Migration seems to be the current challenge par excellence for existing disciplines: migration stands for displacement, change, transition; for historical phases, connections, places and spaces. These are all themes that cannot be adequately theorised within individual disciplines, whether in anthropology or sociology, human geography, gender studies or political science. As a field of research, migration is necessarily interdisciplinary given global empirical realities. According to the International Organisation for Migration (IOM), there were one billion people moving in 2011, which amounts to 7% of the entire global population. Estimates foresee this number doubling by the end of the century. The numbers fail to capture the extent of the effects of migration – its transformative influence on the very principles, and on the concrete constitution of politics, culture, economy and society. Through debates seeking to contribute to discipline-specific expertise and strengthening of interdiscplinary networks, the summer school engages the central challenges these social developments pose for research. The aim is to further an understanding of the ‚bigger picture‘, i.e. the geographic, climatic, political and social dimensions of migration, while also placing the very subjects of migration at the center, precisely because it is the social groups, subjectivities, identities and belonging that shape this bigger picture.
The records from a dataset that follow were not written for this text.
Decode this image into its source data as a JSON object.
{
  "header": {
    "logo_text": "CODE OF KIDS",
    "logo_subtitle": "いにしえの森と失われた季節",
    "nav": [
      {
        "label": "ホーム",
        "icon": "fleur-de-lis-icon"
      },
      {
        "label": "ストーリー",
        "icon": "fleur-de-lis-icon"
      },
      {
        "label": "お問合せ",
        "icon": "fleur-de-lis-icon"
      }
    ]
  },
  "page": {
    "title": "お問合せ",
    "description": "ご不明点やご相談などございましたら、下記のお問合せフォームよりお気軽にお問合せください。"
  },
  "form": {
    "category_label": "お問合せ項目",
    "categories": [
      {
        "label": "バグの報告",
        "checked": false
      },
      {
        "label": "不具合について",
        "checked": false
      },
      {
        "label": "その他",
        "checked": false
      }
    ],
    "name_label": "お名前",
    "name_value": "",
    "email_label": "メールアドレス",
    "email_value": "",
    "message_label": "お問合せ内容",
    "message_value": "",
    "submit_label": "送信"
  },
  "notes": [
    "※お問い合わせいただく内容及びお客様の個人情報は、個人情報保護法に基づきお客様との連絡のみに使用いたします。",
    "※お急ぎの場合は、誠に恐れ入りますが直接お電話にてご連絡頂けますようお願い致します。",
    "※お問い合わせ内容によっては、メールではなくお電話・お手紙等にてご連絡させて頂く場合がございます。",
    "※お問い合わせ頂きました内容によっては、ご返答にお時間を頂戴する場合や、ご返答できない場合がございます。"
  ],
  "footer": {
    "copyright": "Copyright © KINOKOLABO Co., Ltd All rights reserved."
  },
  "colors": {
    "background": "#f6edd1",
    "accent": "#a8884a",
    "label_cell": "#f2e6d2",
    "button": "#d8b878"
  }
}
Expanding the Margins builds on our previous summer school, Teaching the Crisis, that took place in September 2013. The theme of migration follows on from our initial focus on the crisis in Europe. On the one hand, we are concerned with concrete empirical phenomena in the context of the continuing debt and financial crisis that has led – especially in Europe – to an increase in mobility. On the other hand, population movements always go hand in hand with a break or with the destruction of the social fabric. Migration is always connected to crisis processes, both for migrants themselves as well as for the societies they arrive in.
Here, an empirical analysis of specific social practices allows for the conceptualization of crisis to be narrowed down to a smaller field. At the same time, migration is a praxis that cannot be understood merely as the effect of an economic fall-out. Migration also has both creative and socially constitutive dimensions. As such, it allows for an opening up of the conceptualization of crisis away from its purely negative designation (understood as the descent into crisis of a given social order) towards an understanding that is dynamic and processual. This constitutive praxis, for instance the production of transnational social spaces, is equally its Europeanizing dimension.